Vote 2020 graphic
Everything you need to know about and expect during
the most important election of our lifetimes

Check Out Crash Course Astronomy, A New YouTube Series From Phil Plait

Throughout the year, as Earth progresses through its orbit around the sun, one can witness stars in the night sky rise and set at different times. It's an example of an astronomical cycle visible to the naked eye, and the first of three subjects in Episode 3 of Crash Course Astronomy, a new series by Bad Astronomy's Phil Plait.


We're big fans of Plait's work and have so far been enjoying his collaboration with PBS Digital Studios. You can watch the first two installments on the Crash Course channel. Here's what Plait had to say about this week's episode:

When I sat down to write the syllabus (and later the scripts) for this series, the topic of motions in the sky was one I approached with a bit of trepidation. It's not easy for most folks to picture how all this works; it can be hard to visualize what's going on, especially when you're changing your viewpoint from what's physically happening (the Earth is spinning, the Earth is tilted, the Earth is moving around the Sun) to what you're seeing from the Earth (stars rise and set, some stars are forever below the horizon from your latitude, stars change their position over the year).

I hope this episode makes this a little bit easier to understand. If it's still hard to grasp some of this, that's OK! It's always hard at first; it was hard for me. I've been doing this a long time now though, so I have a lot of experience going outside and seeing how all these celestial gears fit together. It's actually a fascinating feeling, looking up and knowing that everything is in motion, and it's all working under the rules of gravity, momentum, geometry … things we can understand and predict. All the parts are working!


Good stuff. We'll be following this series closely.

[Bad Astronomy]

Share This Story

Get our newsletter

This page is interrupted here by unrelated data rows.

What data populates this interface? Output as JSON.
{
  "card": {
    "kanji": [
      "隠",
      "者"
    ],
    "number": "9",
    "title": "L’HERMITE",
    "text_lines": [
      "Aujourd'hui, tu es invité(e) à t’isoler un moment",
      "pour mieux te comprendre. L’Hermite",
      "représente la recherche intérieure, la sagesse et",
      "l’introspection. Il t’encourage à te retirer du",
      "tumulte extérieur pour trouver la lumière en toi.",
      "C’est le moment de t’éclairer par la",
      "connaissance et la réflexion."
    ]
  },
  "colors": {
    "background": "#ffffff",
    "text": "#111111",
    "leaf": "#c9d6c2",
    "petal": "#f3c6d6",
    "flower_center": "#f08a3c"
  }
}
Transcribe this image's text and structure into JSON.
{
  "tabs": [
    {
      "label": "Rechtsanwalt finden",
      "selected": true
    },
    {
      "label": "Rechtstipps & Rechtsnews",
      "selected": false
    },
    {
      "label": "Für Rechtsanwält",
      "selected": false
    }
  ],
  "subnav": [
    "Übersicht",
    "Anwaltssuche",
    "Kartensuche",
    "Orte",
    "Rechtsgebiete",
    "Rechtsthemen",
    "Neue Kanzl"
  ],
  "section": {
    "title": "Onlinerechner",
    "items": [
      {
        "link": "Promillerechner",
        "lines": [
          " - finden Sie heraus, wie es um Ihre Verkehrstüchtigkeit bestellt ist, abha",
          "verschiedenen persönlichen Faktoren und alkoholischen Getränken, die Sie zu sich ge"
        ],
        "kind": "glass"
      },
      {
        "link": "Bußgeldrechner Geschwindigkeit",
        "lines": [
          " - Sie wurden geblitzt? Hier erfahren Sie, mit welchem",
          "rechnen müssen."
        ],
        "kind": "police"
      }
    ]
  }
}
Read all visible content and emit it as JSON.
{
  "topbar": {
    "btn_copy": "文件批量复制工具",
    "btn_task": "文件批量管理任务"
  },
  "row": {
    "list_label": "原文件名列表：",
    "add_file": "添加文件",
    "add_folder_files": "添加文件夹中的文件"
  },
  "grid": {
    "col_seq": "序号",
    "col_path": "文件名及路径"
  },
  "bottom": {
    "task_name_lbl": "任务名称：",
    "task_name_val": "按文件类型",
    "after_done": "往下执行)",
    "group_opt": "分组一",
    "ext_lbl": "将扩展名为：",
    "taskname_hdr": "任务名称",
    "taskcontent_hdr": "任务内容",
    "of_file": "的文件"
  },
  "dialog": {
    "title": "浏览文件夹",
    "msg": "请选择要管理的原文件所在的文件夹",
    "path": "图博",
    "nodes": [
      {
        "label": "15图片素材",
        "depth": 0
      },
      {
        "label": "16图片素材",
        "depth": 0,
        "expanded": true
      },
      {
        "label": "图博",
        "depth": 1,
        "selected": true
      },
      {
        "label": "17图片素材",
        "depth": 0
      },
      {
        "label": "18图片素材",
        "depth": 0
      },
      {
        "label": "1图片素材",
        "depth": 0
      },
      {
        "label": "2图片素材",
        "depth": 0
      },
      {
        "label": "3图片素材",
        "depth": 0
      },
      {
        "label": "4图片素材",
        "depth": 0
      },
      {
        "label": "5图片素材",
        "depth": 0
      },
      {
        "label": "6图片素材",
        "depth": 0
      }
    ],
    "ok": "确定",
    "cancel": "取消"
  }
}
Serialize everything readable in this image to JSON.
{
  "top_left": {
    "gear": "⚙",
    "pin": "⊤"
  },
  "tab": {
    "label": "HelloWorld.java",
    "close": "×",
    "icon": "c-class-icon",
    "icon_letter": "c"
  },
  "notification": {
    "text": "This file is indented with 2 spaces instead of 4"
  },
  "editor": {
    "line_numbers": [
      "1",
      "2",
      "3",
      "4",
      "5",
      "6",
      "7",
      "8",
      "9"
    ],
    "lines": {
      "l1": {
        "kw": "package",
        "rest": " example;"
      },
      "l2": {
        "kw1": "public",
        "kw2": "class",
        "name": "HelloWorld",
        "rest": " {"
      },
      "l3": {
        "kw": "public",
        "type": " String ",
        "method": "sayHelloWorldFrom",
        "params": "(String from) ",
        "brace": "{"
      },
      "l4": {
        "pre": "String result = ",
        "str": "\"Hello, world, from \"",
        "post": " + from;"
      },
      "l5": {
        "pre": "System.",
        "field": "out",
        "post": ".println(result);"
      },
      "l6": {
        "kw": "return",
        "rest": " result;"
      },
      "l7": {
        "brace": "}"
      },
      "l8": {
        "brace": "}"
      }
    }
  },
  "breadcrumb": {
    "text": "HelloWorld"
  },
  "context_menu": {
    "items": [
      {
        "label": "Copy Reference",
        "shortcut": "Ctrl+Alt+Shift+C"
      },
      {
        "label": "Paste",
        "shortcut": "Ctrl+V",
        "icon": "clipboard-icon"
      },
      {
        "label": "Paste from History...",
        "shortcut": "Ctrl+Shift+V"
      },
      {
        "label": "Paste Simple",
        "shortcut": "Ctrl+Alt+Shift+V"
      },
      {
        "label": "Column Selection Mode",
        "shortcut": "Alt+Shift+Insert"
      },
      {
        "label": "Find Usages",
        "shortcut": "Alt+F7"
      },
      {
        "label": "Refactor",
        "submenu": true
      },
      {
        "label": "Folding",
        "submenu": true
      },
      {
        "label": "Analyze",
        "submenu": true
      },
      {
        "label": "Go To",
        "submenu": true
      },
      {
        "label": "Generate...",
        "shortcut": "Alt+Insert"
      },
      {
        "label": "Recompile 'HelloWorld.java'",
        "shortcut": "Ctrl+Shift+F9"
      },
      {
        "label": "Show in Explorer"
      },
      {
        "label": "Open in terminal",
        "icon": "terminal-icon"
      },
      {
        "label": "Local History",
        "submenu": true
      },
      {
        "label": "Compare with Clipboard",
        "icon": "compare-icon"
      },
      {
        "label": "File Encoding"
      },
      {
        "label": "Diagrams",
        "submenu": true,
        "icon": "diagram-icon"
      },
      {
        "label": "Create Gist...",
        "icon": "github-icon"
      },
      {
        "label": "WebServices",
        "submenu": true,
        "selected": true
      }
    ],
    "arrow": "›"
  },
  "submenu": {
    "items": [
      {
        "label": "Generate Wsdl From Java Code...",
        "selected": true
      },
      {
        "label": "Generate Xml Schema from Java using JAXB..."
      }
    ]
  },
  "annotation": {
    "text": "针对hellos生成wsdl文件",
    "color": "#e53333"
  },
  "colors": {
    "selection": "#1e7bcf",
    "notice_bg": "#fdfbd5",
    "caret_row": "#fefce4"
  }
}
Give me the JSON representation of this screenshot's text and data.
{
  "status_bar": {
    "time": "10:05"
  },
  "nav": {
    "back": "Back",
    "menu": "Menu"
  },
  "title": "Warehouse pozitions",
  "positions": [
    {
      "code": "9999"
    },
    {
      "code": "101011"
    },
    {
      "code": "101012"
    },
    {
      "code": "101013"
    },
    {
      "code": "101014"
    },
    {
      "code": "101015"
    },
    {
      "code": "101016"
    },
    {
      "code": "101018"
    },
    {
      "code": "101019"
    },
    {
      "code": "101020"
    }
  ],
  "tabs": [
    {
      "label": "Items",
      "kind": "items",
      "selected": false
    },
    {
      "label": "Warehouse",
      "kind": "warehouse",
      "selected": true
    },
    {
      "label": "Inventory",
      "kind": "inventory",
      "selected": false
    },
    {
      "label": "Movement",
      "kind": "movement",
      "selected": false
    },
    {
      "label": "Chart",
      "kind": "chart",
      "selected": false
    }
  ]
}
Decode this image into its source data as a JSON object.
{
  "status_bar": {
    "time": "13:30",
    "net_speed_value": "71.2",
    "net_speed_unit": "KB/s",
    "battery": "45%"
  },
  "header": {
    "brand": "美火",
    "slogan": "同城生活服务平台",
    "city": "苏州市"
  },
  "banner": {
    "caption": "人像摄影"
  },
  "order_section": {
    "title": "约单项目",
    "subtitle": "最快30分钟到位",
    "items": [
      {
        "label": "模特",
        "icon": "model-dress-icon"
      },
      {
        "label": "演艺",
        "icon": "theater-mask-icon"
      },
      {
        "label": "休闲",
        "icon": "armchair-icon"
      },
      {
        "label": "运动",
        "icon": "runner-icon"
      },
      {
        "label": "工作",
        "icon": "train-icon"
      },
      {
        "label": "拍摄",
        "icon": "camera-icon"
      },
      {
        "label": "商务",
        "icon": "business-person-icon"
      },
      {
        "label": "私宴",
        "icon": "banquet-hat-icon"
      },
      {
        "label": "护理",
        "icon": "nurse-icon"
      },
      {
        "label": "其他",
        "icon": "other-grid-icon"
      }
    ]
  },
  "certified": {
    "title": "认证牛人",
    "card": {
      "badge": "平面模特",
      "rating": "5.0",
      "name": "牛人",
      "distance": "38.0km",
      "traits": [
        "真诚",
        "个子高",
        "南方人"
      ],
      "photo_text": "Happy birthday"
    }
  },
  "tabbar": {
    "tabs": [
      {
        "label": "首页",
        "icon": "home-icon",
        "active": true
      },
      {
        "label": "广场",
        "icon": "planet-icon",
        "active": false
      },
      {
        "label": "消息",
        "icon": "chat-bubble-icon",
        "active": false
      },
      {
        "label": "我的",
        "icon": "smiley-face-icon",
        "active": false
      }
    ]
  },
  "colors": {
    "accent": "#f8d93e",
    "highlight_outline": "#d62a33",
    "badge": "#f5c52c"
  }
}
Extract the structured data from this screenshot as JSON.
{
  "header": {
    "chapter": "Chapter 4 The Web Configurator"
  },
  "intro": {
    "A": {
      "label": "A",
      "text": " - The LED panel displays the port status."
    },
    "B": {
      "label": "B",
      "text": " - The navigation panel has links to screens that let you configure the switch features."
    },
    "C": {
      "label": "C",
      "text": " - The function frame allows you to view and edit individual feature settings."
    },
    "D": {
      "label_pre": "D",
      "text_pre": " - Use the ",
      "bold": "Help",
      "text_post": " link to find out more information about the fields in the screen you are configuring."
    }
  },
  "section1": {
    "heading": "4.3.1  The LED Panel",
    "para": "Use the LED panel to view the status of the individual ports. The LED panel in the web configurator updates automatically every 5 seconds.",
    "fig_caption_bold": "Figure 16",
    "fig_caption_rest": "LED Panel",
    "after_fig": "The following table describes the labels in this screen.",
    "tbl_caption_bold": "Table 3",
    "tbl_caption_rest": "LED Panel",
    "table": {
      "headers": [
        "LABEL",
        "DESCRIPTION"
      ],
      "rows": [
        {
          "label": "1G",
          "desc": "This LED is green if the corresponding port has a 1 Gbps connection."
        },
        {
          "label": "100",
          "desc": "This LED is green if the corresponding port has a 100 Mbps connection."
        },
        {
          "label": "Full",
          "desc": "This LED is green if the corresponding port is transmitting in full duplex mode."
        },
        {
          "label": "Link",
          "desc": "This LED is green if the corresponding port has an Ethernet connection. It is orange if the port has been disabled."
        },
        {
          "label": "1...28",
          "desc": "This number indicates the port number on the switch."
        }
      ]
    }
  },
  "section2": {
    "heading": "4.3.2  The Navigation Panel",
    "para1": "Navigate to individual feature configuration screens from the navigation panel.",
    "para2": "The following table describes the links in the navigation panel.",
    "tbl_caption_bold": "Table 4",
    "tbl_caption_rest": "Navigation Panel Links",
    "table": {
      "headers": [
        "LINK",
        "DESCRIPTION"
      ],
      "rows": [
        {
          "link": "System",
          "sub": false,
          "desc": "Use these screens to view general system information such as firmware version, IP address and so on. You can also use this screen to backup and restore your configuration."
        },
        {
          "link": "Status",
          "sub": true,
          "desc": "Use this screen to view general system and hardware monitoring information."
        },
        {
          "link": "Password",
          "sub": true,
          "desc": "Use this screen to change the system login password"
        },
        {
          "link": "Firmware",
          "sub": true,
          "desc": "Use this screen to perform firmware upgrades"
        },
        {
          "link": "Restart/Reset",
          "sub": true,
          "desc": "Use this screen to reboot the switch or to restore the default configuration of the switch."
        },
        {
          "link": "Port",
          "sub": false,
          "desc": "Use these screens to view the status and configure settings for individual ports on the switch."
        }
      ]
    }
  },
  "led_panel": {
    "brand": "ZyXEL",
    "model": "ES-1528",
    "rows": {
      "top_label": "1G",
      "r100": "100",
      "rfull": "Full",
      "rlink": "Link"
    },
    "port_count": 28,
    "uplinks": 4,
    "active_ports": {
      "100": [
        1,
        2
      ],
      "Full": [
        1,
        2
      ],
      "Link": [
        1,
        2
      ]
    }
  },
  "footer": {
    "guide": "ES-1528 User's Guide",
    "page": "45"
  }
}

And he briefly touches on parallax shift, the effect that changes what stars we see in the sky during the year and also many, though not all of the, epicycles we see in planetary motion (To remove all the epicycles, we need elliptical not circular orbits, that had to wait for Kepler.).

And it's with parallax shift that we can tell how far away nearby stars are.* Combining this with the inverse square law we can determine a star's absolute brightness, this in turn leads to a lot other stuff, like guesses as to a star's temperature, the discovery of dust in the interstellar medium, etc, etc.

Combine this all with spectroscopes and telescopes and you pretty have the major tools of modern astronomy.

* The parallax shift is useless for very distant stars or other objects in the sky because the size of our planet's orbit is too small to cause any appreciable shift in the object's position in the sky.